There is also a photograph of second owner Jim Bate with wife Beatrice, which their son Brian provided for the website www.oldclassiccar.co.uk. Brian Bate had added the comment: “A sporting motorcycle from 1928, this bike’s claim to fame was winning the sand racing championship at Pendine Sands, Wales, in that same year.”
Only four Sunbeams were entered for the 1928 TT and none of the riders were injured in practice. Jock Porter withdrew, but his bike was taken over by Australian Arthur ‘Digger’ Simcock, which wouldn’t have left a ‘spare’ 90. Perhaps OX 5193 was taken as a reserve/practice mount? There is only one press report of a sand race at Pendine in 1928 – A W Nicklin won a one-mile race on a Sunbeam, so maybe that was OX 5193. A chap named Cyril Bowles was also a prominent competitor on a Sunbeam.
So what did I do with the Sunbeam?
Well, simply, I rode it. There were a few niggling issues, which is to be expected of a motorcycle that had done little mileage, and during my tenure, it never carburated as smoothly or cleanly as it should. It felt taut and tight and certainly has plenty of ‘beans’ (Beams?) but quickly opening the throttle only provoked a stutter and I didn’t have the grunt to keep up with my friend John’s ‘big’ vintage cammy Velo.
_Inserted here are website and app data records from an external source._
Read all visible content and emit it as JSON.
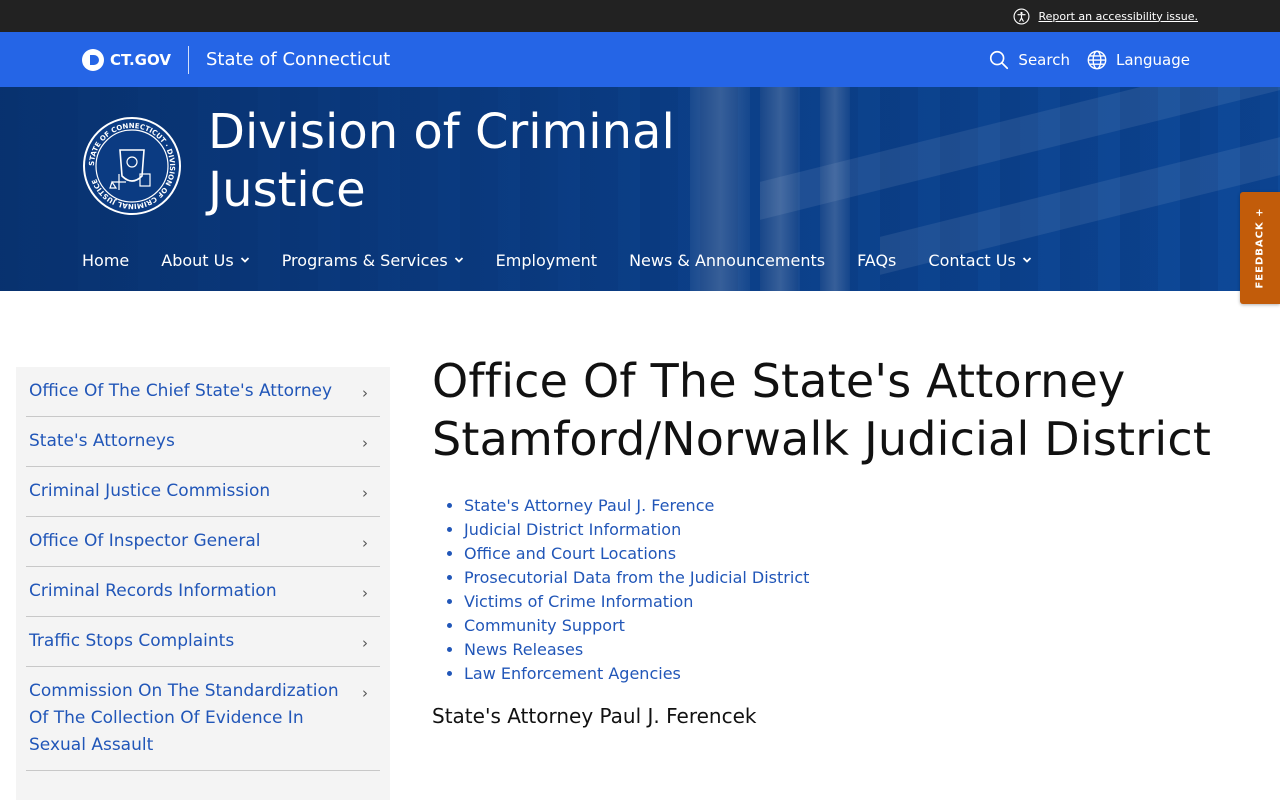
{
  "utility": {
    "accessibility_link": "Report an accessibility issue."
  },
  "gov_bar": {
    "logo_text": "CT.GOV",
    "state_name": "State of Connecticut",
    "search_label": "Search",
    "language_label": "Language"
  },
  "hero": {
    "title": "Division of Criminal Justice",
    "seal_text": "STATE OF CONNECTICUT · DIVISION OF CRIMINAL JUSTICE",
    "nav": [
      {
        "label": "Home",
        "has_dropdown": false
      },
      {
        "label": "About Us",
        "has_dropdown": true
      },
      {
        "label": "Programs & Services",
        "has_dropdown": true
      },
      {
        "label": "Employment",
        "has_dropdown": false
      },
      {
        "label": "News & Announcements",
        "has_dropdown": false
      },
      {
        "label": "FAQs",
        "has_dropdown": false
      },
      {
        "label": "Contact Us",
        "has_dropdown": true
      }
    ]
  },
  "feedback": {
    "label": "FEEDBACK +"
  },
  "sidebar": {
    "items": [
      {
        "label": "Office Of The Chief State's Attorney"
      },
      {
        "label": "State's Attorneys"
      },
      {
        "label": "Criminal Justice Commission"
      },
      {
        "label": "Office Of Inspector General"
      },
      {
        "label": "Criminal Records Information"
      },
      {
        "label": "Traffic Stops Complaints"
      },
      {
        "label": "Commission On The Standardization Of The Collection Of Evidence In Sexual Assault"
      }
    ]
  },
  "main": {
    "title": "Office Of The State's Attorney Stamford/Norwalk Judicial District",
    "links": [
      "State's Attorney Paul J. Ference",
      "Judicial District Information",
      "Office and Court Locations",
      "Prosecutorial Data from the Judicial District",
      "Victims of Crime Information",
      "Community Support",
      "News Releases",
      "Law Enforcement Agencies"
    ],
    "subheading": "State's Attorney Paul J. Ferencek"
  },
  "colors": {
    "gov_bar": "#2565e6",
    "hero_dark": "#0b3b82",
    "link": "#2156b8",
    "feedback": "#c25c0a",
    "utility_bar": "#222222"
  }
}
The performance would be cured with some carb adjustment and experimentation, I’m sure.
Thing is, one really doesn’t want much more performance, as it’s already so quick compared to (almost) anything from its period, plus most motorcycles 30 years newer. Cruising at 55-60mph is absolutely effortless, even with the carb not playing fair, though there’s not that ‘punch’ to happily overtake as the Sunbeam currently is.
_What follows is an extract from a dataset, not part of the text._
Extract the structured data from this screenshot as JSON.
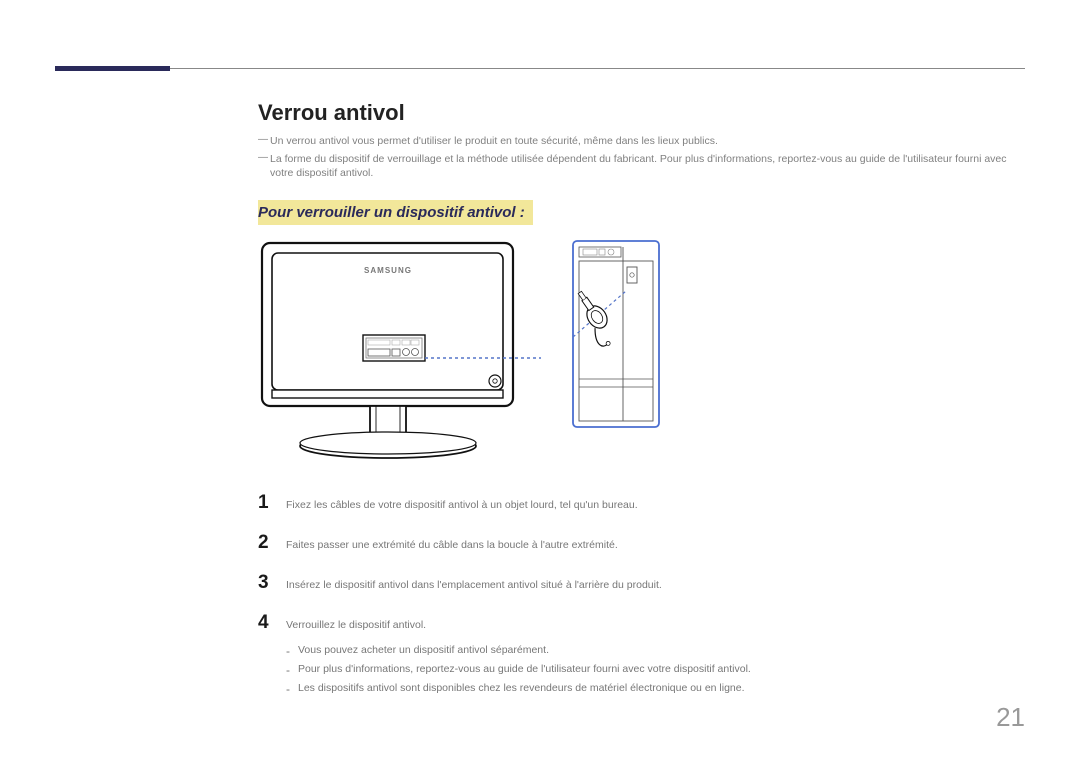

I used the Sunbeam on four events (Banbury, a pre-31 weekend, the Breckland weekend in Norfolk and another pre-31 run, at the start of October) and I loved every minute of it. The best it went was at Banbury, the hottest day of the lot, perhaps pointing to the carburettor, and the only minor problem I had was on the last run, when the tappets opened up at the lunch stop.
I was at the midway stop for one run, miles ahead of everyone else, while I rode in the company of guys on 1950s and Sixties machines on the VMCC Breckland weekend, clocking up about 120 miles in the day.
A couple of pals had a go on it too, my friend Rob (riding his Model K Velo on one of the pre-31 runs) and another mate Jeff, who was riding his 1958 350cc Ajay, but who has a ‘hot’ (and very fast) 500cc ohv flat-tank AJS. Rob commented on how quick the 90 was for its cycle parts, while Jeff noted: “My flat-tank Ajay is faster and more responsive but not as taut, and certainly not as handsome.”
OX 5193 is now fitted with a kick-start and also has the BT gearbox internals, which are the mid-range (as opposed to close ratio CT) Sunbeam offering. It is really quite flexible, and possessed of good, strong torque, though trundling along one could feel it starting to get a little bit hot and bothered, and oily. It just wants to ‘go,’ basically.
The recirculating oil is monitored (and turned on and off) by a needle valve; taking advice from Richard Rosenthal, who has a similar model, he’d reckoned on a turn and a half to allow adequate flow, which is what I ran it at most of the time. What is disconcerting is that it’s not possible to see oil returning to the tank when stationary and taking the cap off, so one relies on the ‘tell tale’ on the pump being out to know there’s oil circulating.
Starting proved reasonable all year, though I did get a couple of ‘belts’ from
over-advancing it. Once running, the Beam would settle into a nice, thudding, even beat. There was a hint of the typical Sunbeam ‘graunch’ into first gear, but the clutch – which had benefitted from some expert Woodward attention – was better (smoother, more progressive) than any Beam I’ve experienced. It didn’t need adjusting all year.